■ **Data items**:
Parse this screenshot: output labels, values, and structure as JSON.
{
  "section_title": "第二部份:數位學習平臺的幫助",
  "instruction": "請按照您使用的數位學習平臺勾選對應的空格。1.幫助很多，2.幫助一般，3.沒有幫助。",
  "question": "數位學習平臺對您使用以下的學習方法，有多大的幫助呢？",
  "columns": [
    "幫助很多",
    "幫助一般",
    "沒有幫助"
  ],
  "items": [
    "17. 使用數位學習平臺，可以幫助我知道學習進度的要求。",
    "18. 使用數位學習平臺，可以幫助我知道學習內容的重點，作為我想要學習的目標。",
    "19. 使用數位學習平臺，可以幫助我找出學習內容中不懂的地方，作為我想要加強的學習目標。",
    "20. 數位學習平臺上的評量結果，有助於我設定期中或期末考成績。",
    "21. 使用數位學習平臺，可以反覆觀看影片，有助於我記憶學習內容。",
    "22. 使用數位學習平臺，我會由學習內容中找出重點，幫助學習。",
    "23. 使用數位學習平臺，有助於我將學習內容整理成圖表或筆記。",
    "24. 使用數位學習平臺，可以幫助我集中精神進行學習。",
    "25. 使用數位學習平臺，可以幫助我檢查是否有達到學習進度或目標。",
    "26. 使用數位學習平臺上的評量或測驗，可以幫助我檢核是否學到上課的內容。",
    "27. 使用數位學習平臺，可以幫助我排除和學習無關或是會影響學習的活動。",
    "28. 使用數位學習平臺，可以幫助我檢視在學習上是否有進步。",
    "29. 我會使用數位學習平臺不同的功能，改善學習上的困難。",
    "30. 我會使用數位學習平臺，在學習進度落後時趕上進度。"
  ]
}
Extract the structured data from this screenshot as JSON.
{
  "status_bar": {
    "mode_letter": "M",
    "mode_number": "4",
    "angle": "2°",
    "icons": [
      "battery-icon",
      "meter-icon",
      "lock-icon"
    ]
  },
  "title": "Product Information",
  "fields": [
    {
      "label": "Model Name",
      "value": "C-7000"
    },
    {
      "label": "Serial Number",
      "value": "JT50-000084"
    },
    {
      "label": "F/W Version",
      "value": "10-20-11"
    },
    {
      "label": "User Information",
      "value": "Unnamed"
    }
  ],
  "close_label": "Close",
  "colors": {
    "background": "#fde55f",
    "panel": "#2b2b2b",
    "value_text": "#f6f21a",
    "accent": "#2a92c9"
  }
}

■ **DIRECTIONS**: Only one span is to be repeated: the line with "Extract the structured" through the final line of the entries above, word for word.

■ **RESULT**:
Extract the structured data from this screenshot as JSON.
{
  "status_bar": {
    "mode_letter": "M",
    "mode_number": "4",
    "angle": "2°",
    "icons": [
      "battery-icon",
      "meter-icon",
      "lock-icon"
    ]
  },
  "title": "Product Information",
  "fields": [
    {
      "label": "Model Name",
      "value": "C-7000"
    },
    {
      "label": "Serial Number",
      "value": "JT50-000084"
    },
    {
      "label": "F/W Version",
      "value": "10-20-11"
    },
    {
      "label": "User Information",
      "value": "Unnamed"
    }
  ],
  "close_label": "Close",
  "colors": {
    "background": "#fde55f",
    "panel": "#2b2b2b",
    "value_text": "#f6f21a",
    "accent": "#2a92c9"
  }
}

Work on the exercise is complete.